Is there a good time in spring when I can aerate my lawn?
Dear gardener, thank you for writing to the Toronto Master Gardeners to ask your questions about lawn care, and in particular, the timing to aerate lawns.
There are many advantages to aerating your lawn especially if it has suffered from being compacted by too much foot or vehicle traffic. The answer about the best time to do the aeration seems to be spring or early fall. So now would be a good time.
One of the major factors to consider is what kind of grass you have. If you have a cool-season lawn with grass such as fescue, bluegrass, or ryegrass, the best time to aerate is early spring or early Fall, although my two major sources seemed to think that Fall is preferable. They recommend the late spring (June through July) to aerate warm-season lawn, with grasses such as Bermuda grass, zoysia, or St. Augustine, but I think that warm-season grasses are grown less often in Toronto.
Other relevant advice includes:
- Never aerate when a lawn is dormant. A general rule is to aerate only when desirable grasses are growing vigorously.
- Do not aerate in the very early Spring when the soil is saturated.

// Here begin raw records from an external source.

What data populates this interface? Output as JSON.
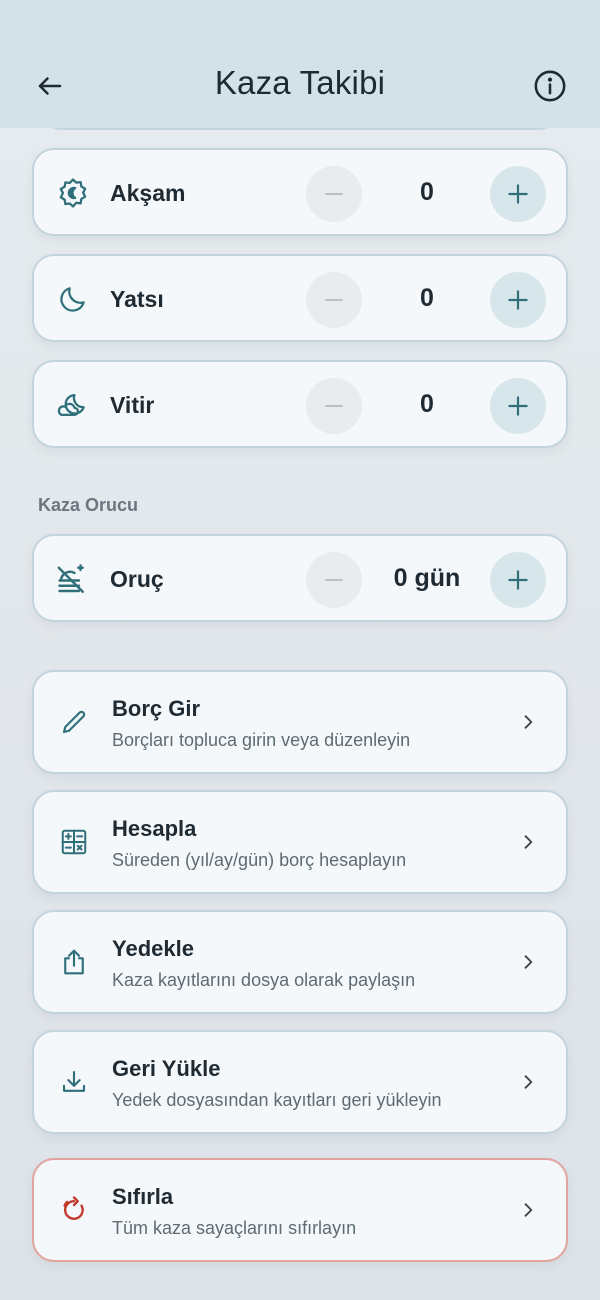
{
  "app_bar": {
    "title": "Kaza Takibi",
    "back_icon": "arrow-left-icon",
    "info_icon": "info-circle-icon"
  },
  "prayers": [
    {
      "label": "Akşam",
      "value": "0",
      "icon": "sunset-moon-icon"
    },
    {
      "label": "Yatsı",
      "value": "0",
      "icon": "moon-icon"
    },
    {
      "label": "Vitir",
      "value": "0",
      "icon": "moon-cloud-icon"
    }
  ],
  "fasting": {
    "section_label": "Kaza Orucu",
    "label": "Oruç",
    "value": "0 gün",
    "icon": "no-food-icon"
  },
  "actions": [
    {
      "title": "Borç Gir",
      "subtitle": "Borçları topluca girin veya düzenleyin",
      "icon": "pencil-icon"
    },
    {
      "title": "Hesapla",
      "subtitle": "Süreden (yıl/ay/gün) borç hesaplayın",
      "icon": "calculator-icon"
    },
    {
      "title": "Yedekle",
      "subtitle": "Kaza kayıtlarını dosya olarak paylaşın",
      "icon": "share-icon"
    },
    {
      "title": "Geri Yükle",
      "subtitle": "Yedek dosyasından kayıtları geri yükleyin",
      "icon": "download-icon"
    },
    {
      "title": "Sıfırla",
      "subtitle": "Tüm kaza sayaçlarını sıfırlayın",
      "icon": "reset-icon"
    }
  ],
  "colors": {
    "accent": "#2f6f7a",
    "danger": "#c0392b",
    "appbar_bg": "#d4e2e8"
  }
}
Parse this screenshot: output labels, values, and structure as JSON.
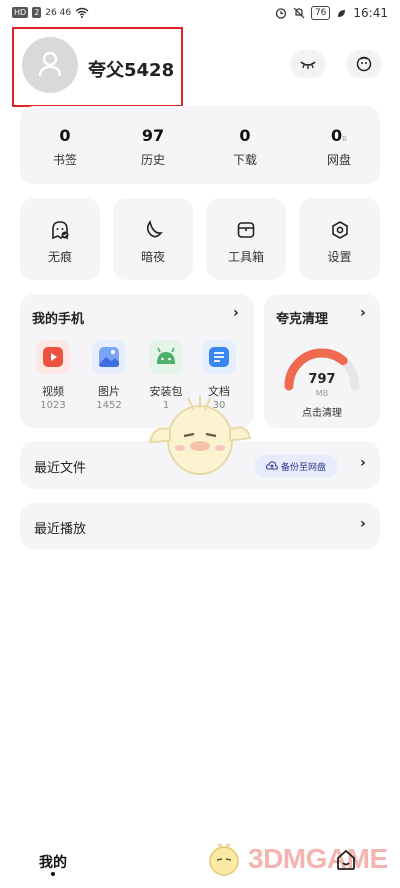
{
  "status_bar": {
    "left_chips": [
      "HD",
      "2"
    ],
    "signal_text": "26  46",
    "battery": "76",
    "time": "16:41",
    "icons": [
      "wifi-icon",
      "alarm-icon",
      "bell-off-icon",
      "battery-icon",
      "leaf-icon"
    ]
  },
  "profile": {
    "username": "夸父5428",
    "avatar_icon": "person-icon"
  },
  "header_actions": [
    {
      "icon": "sleep-eye-icon"
    },
    {
      "icon": "chat-face-icon"
    }
  ],
  "stats": [
    {
      "value": "0",
      "label": "书签"
    },
    {
      "value": "97",
      "label": "历史"
    },
    {
      "value": "0",
      "label": "下载"
    },
    {
      "value": "0",
      "suffix": "B",
      "label": "网盘"
    }
  ],
  "tools": [
    {
      "label": "无痕",
      "icon": "ghost-icon"
    },
    {
      "label": "暗夜",
      "icon": "moon-icon"
    },
    {
      "label": "工具箱",
      "icon": "toolbox-icon"
    },
    {
      "label": "设置",
      "icon": "gear-icon"
    }
  ],
  "my_phone": {
    "title": "我的手机",
    "chevron": "›",
    "apps": [
      {
        "label": "视频",
        "count": "1023",
        "icon": "video-icon",
        "color": "#ef5140"
      },
      {
        "label": "图片",
        "count": "1452",
        "icon": "image-icon",
        "color": "#5a8ef0"
      },
      {
        "label": "安装包",
        "count": "1",
        "icon": "android-icon",
        "color": "#4caf6a"
      },
      {
        "label": "文档",
        "count": "30",
        "icon": "document-icon",
        "color": "#3a86f0"
      }
    ]
  },
  "cleaner": {
    "title": "夸克清理",
    "chevron": "›",
    "size_value": "797",
    "size_unit": "MB",
    "action": "点击清理",
    "gauge_fraction": 0.72,
    "gauge_color": "#f06a50"
  },
  "recent_files": {
    "title": "最近文件",
    "backup_label": "备份至网盘",
    "chevron": "›"
  },
  "recent_play": {
    "title": "最近播放",
    "chevron": "›"
  },
  "bottom_nav": {
    "mine_label": "我的",
    "home_icon": "home-icon"
  },
  "watermark": {
    "text": "3DMGAME"
  },
  "colors": {
    "card_bg": "#f5f5f7",
    "highlight_border": "#e0242a",
    "accent": "#2c3a8c"
  }
}
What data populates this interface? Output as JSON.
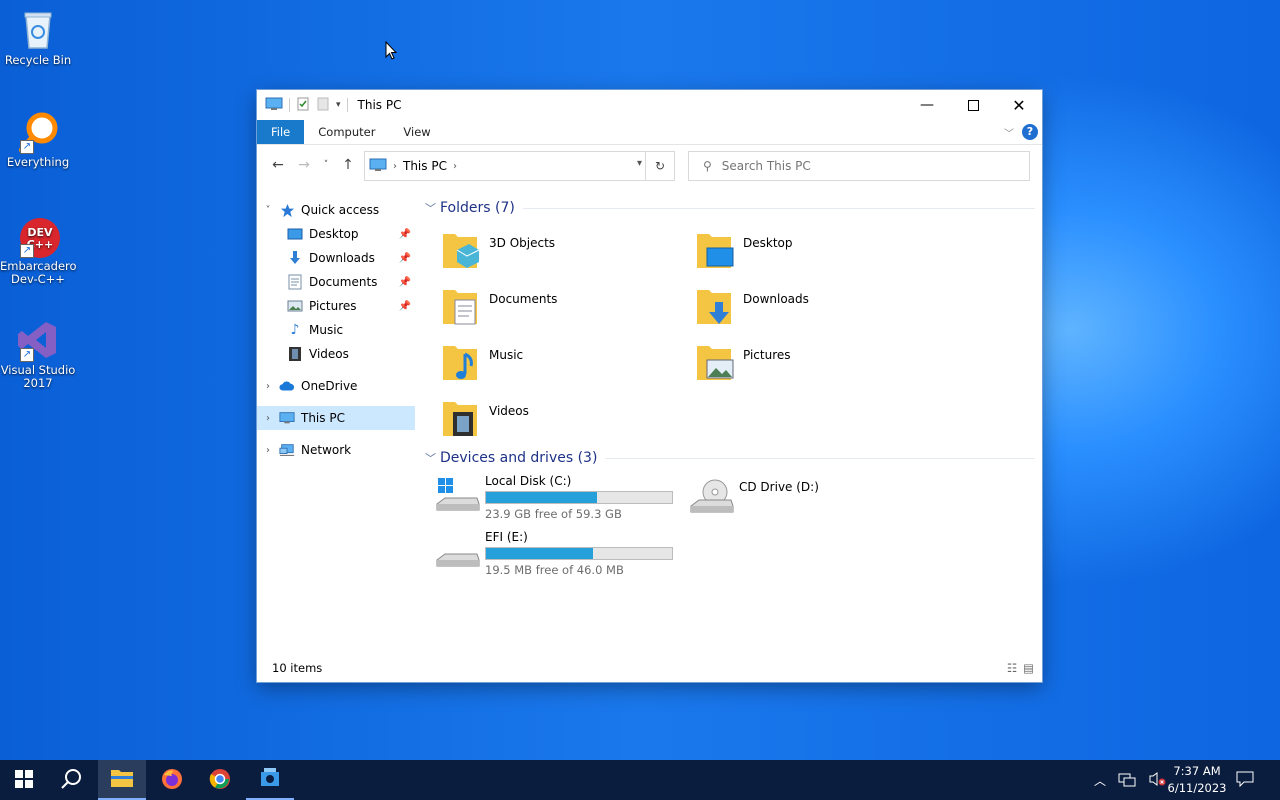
{
  "desktop": {
    "icons": [
      {
        "label": "Recycle Bin"
      },
      {
        "label": "Everything"
      },
      {
        "label": "Embarcadero Dev-C++"
      },
      {
        "label": "Visual Studio 2017"
      }
    ]
  },
  "window": {
    "title": "This PC",
    "ribbon_tabs": [
      "File",
      "Computer",
      "View"
    ],
    "address_crumb": "This PC",
    "search_placeholder": "Search This PC"
  },
  "nav_pane": {
    "quick_access": "Quick access",
    "quick_items": [
      "Desktop",
      "Downloads",
      "Documents",
      "Pictures",
      "Music",
      "Videos"
    ],
    "onedrive": "OneDrive",
    "this_pc": "This PC",
    "network": "Network"
  },
  "content": {
    "folders_header": "Folders (7)",
    "folders": [
      "3D Objects",
      "Desktop",
      "Documents",
      "Downloads",
      "Music",
      "Pictures",
      "Videos"
    ],
    "drives_header": "Devices and drives (3)",
    "drives": [
      {
        "name": "Local Disk (C:)",
        "free": "23.9 GB free of 59.3 GB",
        "used_fraction": 0.597
      },
      {
        "name": "CD Drive (D:)"
      },
      {
        "name": "EFI (E:)",
        "free": "19.5 MB free of 46.0 MB",
        "used_fraction": 0.576
      }
    ]
  },
  "status": {
    "items": "10 items"
  },
  "taskbar": {
    "time": "7:37 AM",
    "date": "6/11/2023"
  },
  "colors": {
    "accent": "#1979ca",
    "selection": "#cce8ff",
    "drive_bar": "#26a0da",
    "folder": "#f4c542"
  }
}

You will compact the soil further.
- Soil should be moist, but not wet, before aerating. Irrigate the lawn prior to aerating if the soil is dry.
- Aeration can be done before over seeding. This procedure makes holes for the seed to fall into, therefore increasing seed-to-soil contact.
- Whatever your type of grass, do not aerate the lawn within one year of planting seed or sod.
- Core aeration should be performed every one to two years on lawns that receive very heavy foot traffic. Otherwise, aerating every three to four years on home lawns, especially with clay soils that we have in Toronto, is sufficient.
- Soil plugs should be left on the surface of the lawn. They will decompose in a couple of weeks.
For more details please see:
An article on lawn-care in general from OMAFRA (Ontario Ministry of Agriculture and Food and Rural Affairs of interest: http://www.omafra.gov.on.ca/english/crops/facts/08-025w.htm
The University of Maryland’s Extension: https://extension.umd.edu/resource/lawn-aeration;
The Missouri Botanic Gardens: